Although “Surf Trap” is the first album for Felly under a major record label, he does not reinvent himself in his latest release, but rather matures as an artist while keeping the fun, youthful elements of his music alive.
“Surf Trap” is a compilation that proves Felly knows himself, knows his audience, and knows that he’s doing what he loves. This is precisely why the album is so contagious and versatile, even though the sound remains relatively consistent from song to song.
The opening track, “Dying To Tell You,” is filled with quintessential elements of Felly’s persona and sets the tone for the rest of his album. Filled with lyrical bits about love (while still bragging about the attention he receives from women), “Dying To Tell You” is Felly’s ultimate confession that fame has not changed him. If anything, Felly’s new success allows him a more streamlined and polished production for the same music he’s always created.
Felly began releasing music in 2011 while still in high school, growing a fanbase through YouTube and eventually touring the United States. Though he hails from Connecticut, he attended the University of Southern California (and yes, he did finish school before focusing solely on his music career). Historically, Felly’s sound has been laid-back: a mix of trap, jazz, and light guitar, with (usually) upbeat lyrics about being young and enjoying life.
The visual aesthetic of “Surf Trap” is much like its sound: a carefully crafted, well-thought-out piece masked by a veneer of fun, energetic, seemingly uncaring effort. The retro album art for “Surf Trap” depicts Felly on a tropical beach, dressed as the grim reaper, staring blankly into the camera.
This is very much the ‘cool kid’ vibe of today: not so invested as to seem straightforwardly cool, but cool enough to still score points for style and color choices that make up a theme (for Felly, this is a faded mint green and washed out blue, both of which fill his website from font to background).
Also noteworthy is the inability to read Felly’s facial expression on the cover: his unkempt, curly hair blows to the side, keeping a vagueness about him.
“Surf Trap” is the latest addition to a fairly large discography: Felly has released 12 albums and numerous singles. Some of these albums are more roughly compiled than others, but even so, there have been many years in which Felly released more than one album in the same year.
“Surf Trap” is more energetic and more streamlined than his older releases. There are no songs on “Surf Trap” that feel incomplete, but there is also less of a sense of personal communication and connection to Felly himself. The album feels best suited to fun, relaxed situations like driving with the windows down or hanging out with friends.

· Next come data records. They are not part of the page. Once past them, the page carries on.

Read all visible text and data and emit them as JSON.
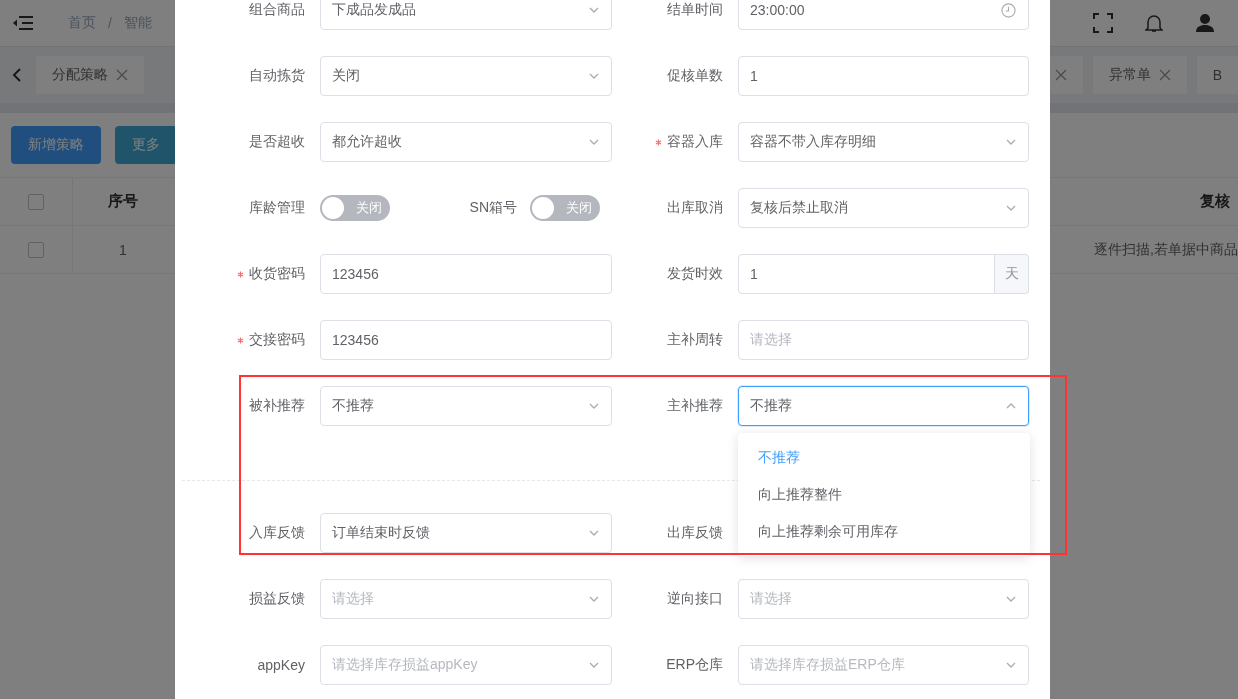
{
  "header": {
    "breadcrumb": [
      "首页",
      "/",
      "智能"
    ]
  },
  "tabs_left": [
    {
      "label": "分配策略",
      "closable": true
    }
  ],
  "tabs_right": [
    {
      "closable": true
    },
    {
      "label": "异常单",
      "closable": true
    },
    {
      "label": "B",
      "closable": false
    }
  ],
  "toolbar": {
    "buttons": [
      {
        "label": "新增策略",
        "kind": "primary"
      },
      {
        "label": "更多",
        "kind": "info"
      }
    ]
  },
  "table": {
    "header_checked": false,
    "columns": [
      "序号",
      "复核"
    ],
    "rows": [
      {
        "selected": false,
        "cells": [
          "1",
          "逐件扫描,若单据中商品"
        ]
      }
    ]
  },
  "dialog": {
    "sections": [
      {
        "rows": [
          {
            "left": {
              "kind": "select",
              "label": "组合商品",
              "value": "下成品发成品"
            },
            "right": {
              "kind": "time",
              "label": "结单时间",
              "value": "23:00:00"
            }
          },
          {
            "left": {
              "kind": "select",
              "label": "自动拣货",
              "value": "关闭"
            },
            "right": {
              "kind": "input",
              "label": "促核单数",
              "value": "1"
            }
          },
          {
            "left": {
              "kind": "select",
              "label": "是否超收",
              "value": "都允许超收"
            },
            "right": {
              "kind": "select",
              "label": "容器入库",
              "required": true,
              "value": "容器不带入库存明细"
            }
          },
          {
            "left": {
              "kind": "switches",
              "items": [
                {
                  "label": "库龄管理",
                  "on": false,
                  "text": "关闭"
                },
                {
                  "label": "SN箱号",
                  "on": false,
                  "text": "关闭"
                }
              ]
            },
            "right": {
              "kind": "select",
              "label": "出库取消",
              "value": "复核后禁止取消"
            }
          },
          {
            "left": {
              "kind": "input",
              "label": "收货密码",
              "required": true,
              "value": "123456"
            },
            "right": {
              "kind": "suffix",
              "label": "发货时效",
              "value": "1",
              "suffix": "天"
            }
          },
          {
            "left": {
              "kind": "input",
              "label": "交接密码",
              "required": true,
              "value": "123456"
            },
            "right": {
              "kind": "input",
              "label": "主补周转",
              "placeholder": "请选择"
            }
          },
          {
            "left": {
              "kind": "select",
              "label": "被补推荐",
              "value": "不推荐"
            },
            "right": {
              "kind": "select",
              "label": "主补推荐",
              "value": "不推荐",
              "open": true,
              "options": [
                {
                  "label": "不推荐",
                  "selected": true
                },
                {
                  "label": "向上推荐整件",
                  "selected": false
                },
                {
                  "label": "向上推荐剩余可用库存",
                  "selected": false
                }
              ]
            }
          }
        ]
      },
      {
        "rows": [
          {
            "left": {
              "kind": "select",
              "label": "入库反馈",
              "value": "订单结束时反馈"
            },
            "right": {
              "label": "出库反馈"
            }
          },
          {
            "left": {
              "kind": "select",
              "label": "损益反馈",
              "placeholder": "请选择"
            },
            "right": {
              "kind": "select",
              "label": "逆向接口",
              "placeholder": "请选择"
            }
          },
          {
            "left": {
              "kind": "select",
              "label": "appKey",
              "placeholder": "请选择库存损益appKey"
            },
            "right": {
              "kind": "select",
              "label": "ERP仓库",
              "placeholder": "请选择库存损益ERP仓库"
            }
          }
        ]
      }
    ]
  }
}
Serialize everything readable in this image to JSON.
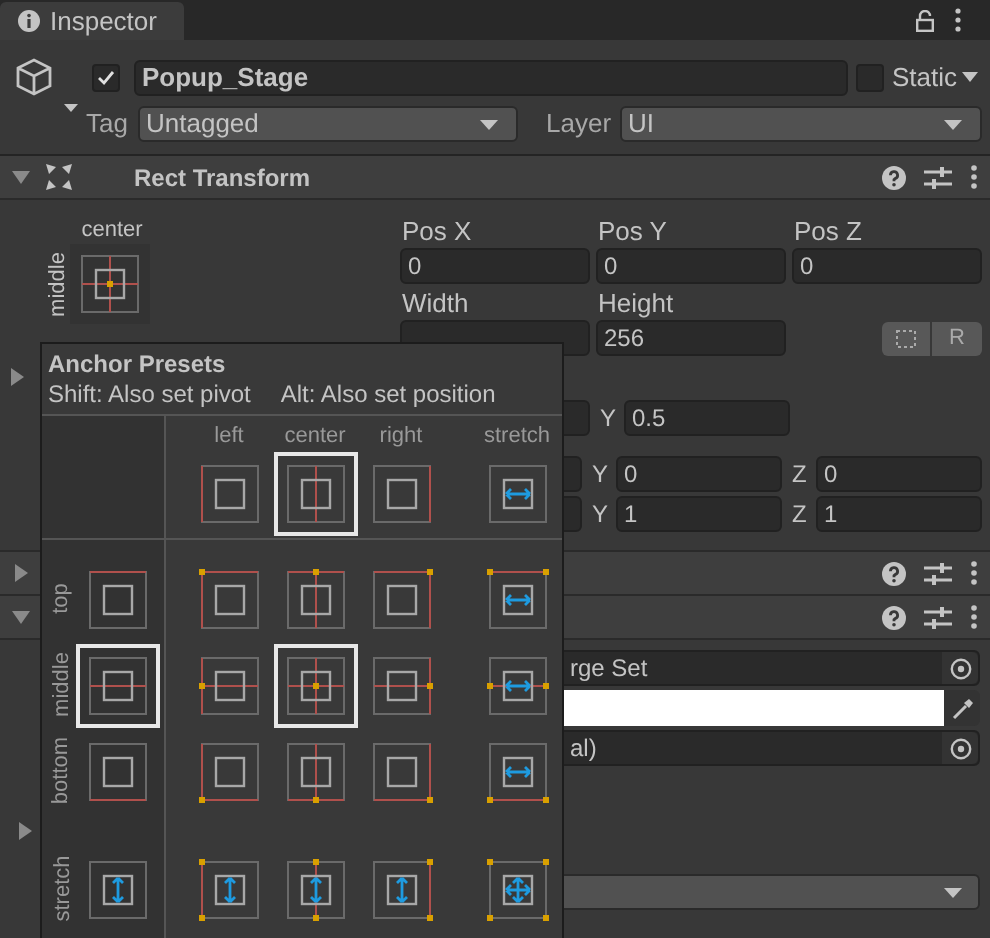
{
  "tab": {
    "title": "Inspector"
  },
  "game_object": {
    "active": true,
    "name": "Popup_Stage",
    "static_label": "Static",
    "static": false,
    "tag_label": "Tag",
    "tag": "Untagged",
    "layer_label": "Layer",
    "layer": "UI"
  },
  "rect_transform": {
    "title": "Rect Transform",
    "expanded": true,
    "preview": {
      "column_label": "center",
      "row_label": "middle"
    },
    "position": [
      {
        "label": "Pos X",
        "value": "0"
      },
      {
        "label": "Pos Y",
        "value": "0"
      },
      {
        "label": "Pos Z",
        "value": "0"
      }
    ],
    "size": [
      {
        "label": "Width"
      },
      {
        "label": "Height",
        "value": "256"
      }
    ],
    "raw_edit_label": "R",
    "anchors_expanded": false,
    "pivot": {
      "label": "Y",
      "value": "0.5"
    },
    "rotation": [
      {
        "label": "Y",
        "value": "0"
      },
      {
        "label": "Z",
        "value": "0"
      }
    ],
    "scale": [
      {
        "label": "Y",
        "value": "1"
      },
      {
        "label": "Z",
        "value": "1"
      }
    ]
  },
  "components": [
    {
      "expanded": false
    },
    {
      "expanded": true,
      "fields": [
        {
          "kind": "object",
          "value": "rge Set"
        },
        {
          "kind": "color",
          "color": "#ffffff"
        },
        {
          "kind": "object",
          "value": "al)"
        }
      ],
      "foldout_expanded": false
    }
  ],
  "anchor_presets": {
    "title": "Anchor Presets",
    "hint_shift": "Shift: Also set pivot",
    "hint_alt": "Alt: Also set position",
    "columns": [
      {
        "label": "left",
        "selected": false
      },
      {
        "label": "center",
        "selected": true
      },
      {
        "label": "right",
        "selected": false
      },
      {
        "label": "stretch",
        "selected": false
      }
    ],
    "rows": [
      {
        "label": "top",
        "selected": false
      },
      {
        "label": "middle",
        "selected": true
      },
      {
        "label": "bottom",
        "selected": false
      },
      {
        "label": "stretch",
        "selected": false
      }
    ]
  }
}
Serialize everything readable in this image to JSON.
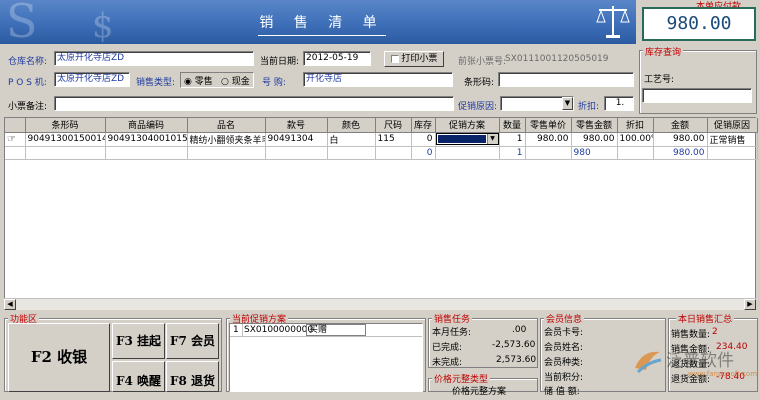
{
  "header": {
    "title": "销 售 清 单"
  },
  "total": {
    "label": "本单应付款",
    "value": "980.00"
  },
  "form": {
    "warehouse_label": "仓库名称:",
    "warehouse_value": "太原开化寺店ZD",
    "date_label": "当前日期:",
    "date_value": "2012-05-19",
    "print_label": "打印小票",
    "prev_receipt_label": "前张小票号:",
    "prev_receipt_value": "SX0111001120505019",
    "pos_label": "P O S 机:",
    "pos_value": "太原开化寺店ZD",
    "sale_type_label": "销售类型:",
    "sale_type_options": [
      "零售",
      "现金"
    ],
    "shop_label": "号 购:",
    "shop_value": "开化寺店",
    "barcode_label": "条形码:",
    "barcode_value": "",
    "note_label": "小票备注:",
    "note_value": "",
    "promo_reason_label": "促销原因:",
    "promo_reason_value": "",
    "discount_label": "折扣:",
    "discount_value": "1."
  },
  "stock_query": {
    "title": "库存查询",
    "craft_label": "工艺号:",
    "craft_value": ""
  },
  "table": {
    "columns": [
      "",
      "条形码",
      "商品编码",
      "品名",
      "款号",
      "颜色",
      "尺码",
      "库存",
      "促销方案",
      "数量",
      "零售单价",
      "零售金额",
      "折扣",
      "金额",
      "促销原因"
    ],
    "row": [
      "90491300150014",
      "90491304001015",
      "精纺小翻领夹条羊毛衫",
      "90491304",
      "白",
      "115",
      "0",
      "",
      "1",
      "980.00",
      "980.00",
      "100.00%",
      "980.00",
      "正常销售"
    ],
    "summary": {
      "stock": "0",
      "qty": "1",
      "retail_amount": "980",
      "amount": "980.00"
    }
  },
  "bottom": {
    "func_title": "功能区",
    "keys": {
      "f2": "F2 收银",
      "f3": "F3 挂起",
      "f7": "F7 会员",
      "f4": "F4 唤醒",
      "f8": "F8 退货"
    },
    "promo_title": "当前促销方案",
    "promo_row": {
      "index": "1",
      "code": "SX0100000000",
      "name": "买赠"
    },
    "task_title": "销售任务",
    "task": [
      {
        "label": "本月任务:",
        "value": ".00"
      },
      {
        "label": "已完成:",
        "value": "-2,573.60"
      },
      {
        "label": "未完成:",
        "value": "2,573.60"
      }
    ],
    "coupon_title": "价格元整类型",
    "coupon_text": "价格元整方案",
    "member_title": "会员信息",
    "member": [
      "会员卡号:",
      "会员姓名:",
      "会员种类:",
      "当前积分:",
      "储 值 额:"
    ],
    "daily_title": "本日销售汇总",
    "daily": [
      {
        "label": "销售数量:",
        "value": "2"
      },
      {
        "label": "销售金额:",
        "value": "234.40"
      },
      {
        "label": "退货数量:",
        "value": ""
      },
      {
        "label": "退货金额:",
        "value": "-78.40"
      }
    ],
    "watermark": "泛普软件",
    "watermark_sub": "www.fanpusoft.com"
  }
}
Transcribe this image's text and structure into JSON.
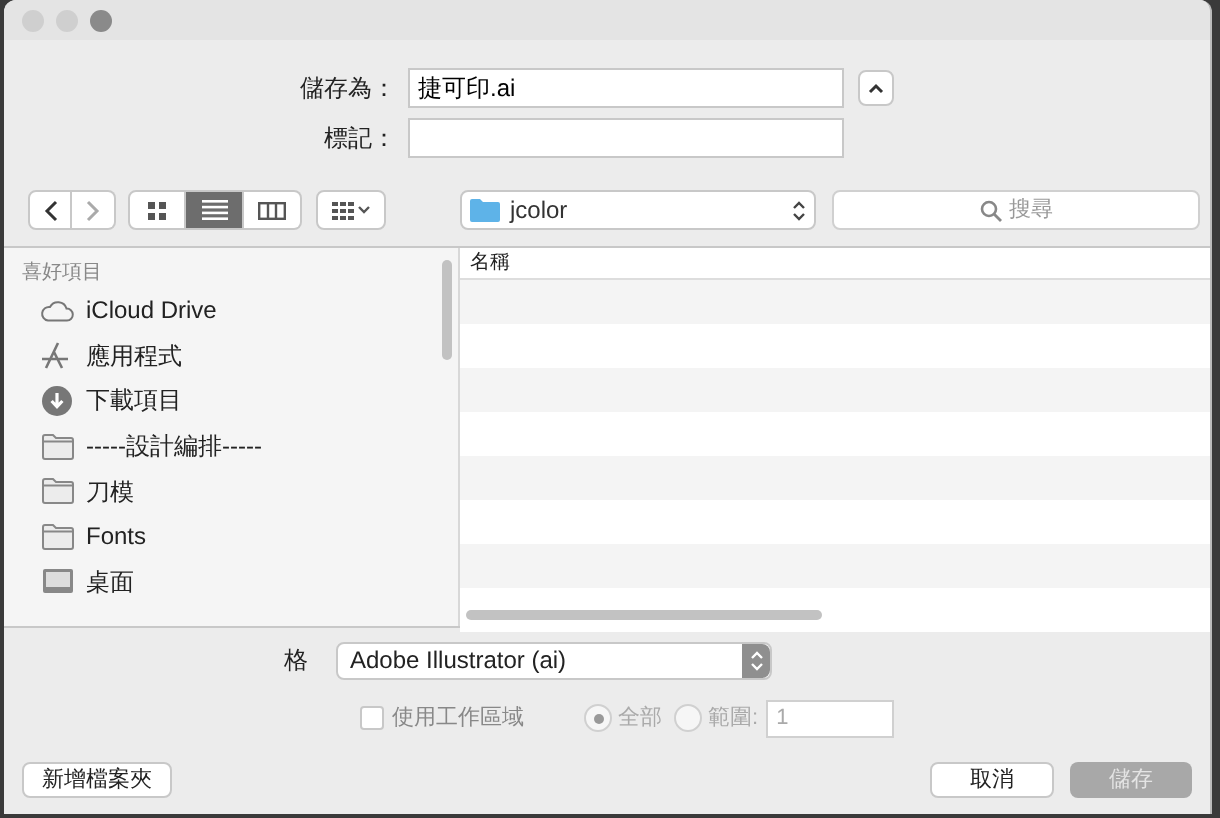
{
  "save_as": {
    "label": "儲存為：",
    "value": "捷可印.ai"
  },
  "tags": {
    "label": "標記："
  },
  "toolbar": {
    "views": [
      {
        "kind": "icons",
        "selected": false
      },
      {
        "kind": "list",
        "selected": true
      },
      {
        "kind": "columns",
        "selected": false
      }
    ],
    "location": "jcolor",
    "search": {
      "placeholder": "搜尋"
    }
  },
  "sidebar": {
    "heading": "喜好項目",
    "items": [
      {
        "kind": "cloud",
        "label": "iCloud Drive"
      },
      {
        "kind": "apps",
        "label": "應用程式"
      },
      {
        "kind": "download",
        "label": "下載項目"
      },
      {
        "kind": "folder",
        "label": "-----設計編排-----"
      },
      {
        "kind": "folder",
        "label": "刀模"
      },
      {
        "kind": "folder",
        "label": "Fonts"
      },
      {
        "kind": "desktop",
        "label": "桌面"
      }
    ]
  },
  "file_list": {
    "columns": [
      "名稱"
    ]
  },
  "format": {
    "label": "格",
    "value": "Adobe Illustrator (ai)"
  },
  "options": {
    "use_artboards": {
      "label": "使用工作區域",
      "checked": false,
      "disabled": true
    },
    "range": [
      {
        "label": "全部",
        "selected": true,
        "disabled": true
      },
      {
        "label": "範圍:",
        "selected": false,
        "disabled": true
      }
    ],
    "range_value": "1"
  },
  "buttons": {
    "new_folder": "新增檔案夾",
    "cancel": "取消",
    "save": {
      "label": "儲存",
      "disabled": true
    }
  }
}
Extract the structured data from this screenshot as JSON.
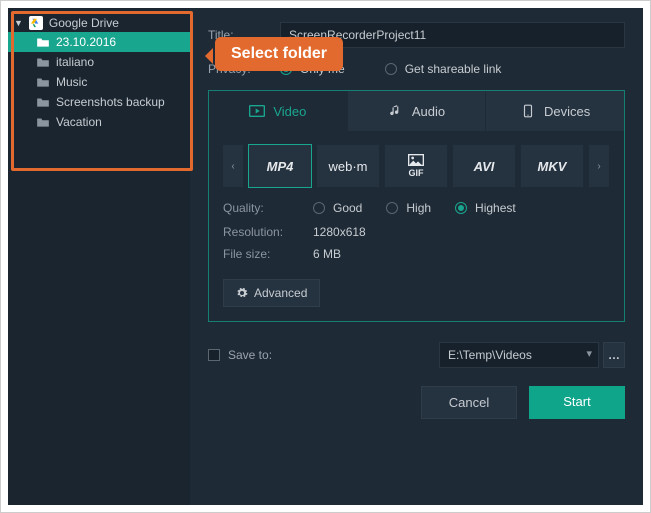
{
  "callout": "Select folder",
  "sidebar": {
    "root_label": "Google Drive",
    "items": [
      {
        "label": "23.10.2016",
        "selected": true
      },
      {
        "label": "italiano",
        "selected": false
      },
      {
        "label": "Music",
        "selected": false
      },
      {
        "label": "Screenshots backup",
        "selected": false
      },
      {
        "label": "Vacation",
        "selected": false
      }
    ]
  },
  "form": {
    "title_label": "Title:",
    "title_value": "ScreenRecorderProject11",
    "privacy_label": "Privacy:",
    "privacy_options": [
      {
        "label": "Only me",
        "selected": true
      },
      {
        "label": "Get shareable link",
        "selected": false
      }
    ]
  },
  "tabs": [
    {
      "label": "Video",
      "active": true,
      "icon": "video-icon"
    },
    {
      "label": "Audio",
      "active": false,
      "icon": "music-icon"
    },
    {
      "label": "Devices",
      "active": false,
      "icon": "devices-icon"
    }
  ],
  "formats": [
    {
      "label": "MP4",
      "selected": true
    },
    {
      "label": "web·m",
      "selected": false
    },
    {
      "label": "GIF",
      "selected": false
    },
    {
      "label": "AVI",
      "selected": false
    },
    {
      "label": "MKV",
      "selected": false
    }
  ],
  "quality": {
    "label": "Quality:",
    "options": [
      {
        "label": "Good",
        "selected": false
      },
      {
        "label": "High",
        "selected": false
      },
      {
        "label": "Highest",
        "selected": true
      }
    ]
  },
  "resolution": {
    "label": "Resolution:",
    "value": "1280x618"
  },
  "filesize": {
    "label": "File size:",
    "value": "6 MB"
  },
  "advanced_label": "Advanced",
  "save_to": {
    "label": "Save to:",
    "checked": false,
    "path": "E:\\Temp\\Videos"
  },
  "actions": {
    "cancel": "Cancel",
    "start": "Start"
  },
  "colors": {
    "accent": "#19a68f",
    "callout": "#e36a2e",
    "bg": "#1e2a36"
  }
}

In the same song where Felly alludes to getting “played [by a girl] like the Migos,” Felly sings “don’t go catchin’ feelings, I’m already emo,” communicating, maybe, that he is ready to shed his more transparent self and become his own idea of a star, almost as if he is stepping more into a famous character and out of his old ‘normal’ self.
Stardom, for Felly, began the day he signed to Sony Entertainment. One song off “Surf Trap,” titled “Reinvention,” speaks to this switch up: “it’s an addiction, this self-affliction / I’m on a mission.”
In an interview with Billboard, Felly said: “I appreciate [Sony’s] intense belief in me as an artist and human being. Now it’s time to carry out my vision with some more ammo behind me.”
“Surf Trap” definitely continues Felly’s vision, only this time, with higher production quality and catchier hooks. Will this ultimately have a price, sacrificing meaningful lyrics and a sense of storytelling in Felly’s music? “Surf Trap” indicates it won’t, but only time will tell.
Ella Boyd is a first-year from Maine who attends Scripps College. She traded alpine skiing for writing for the student paper, and enjoys creating art through film, music, and poetry.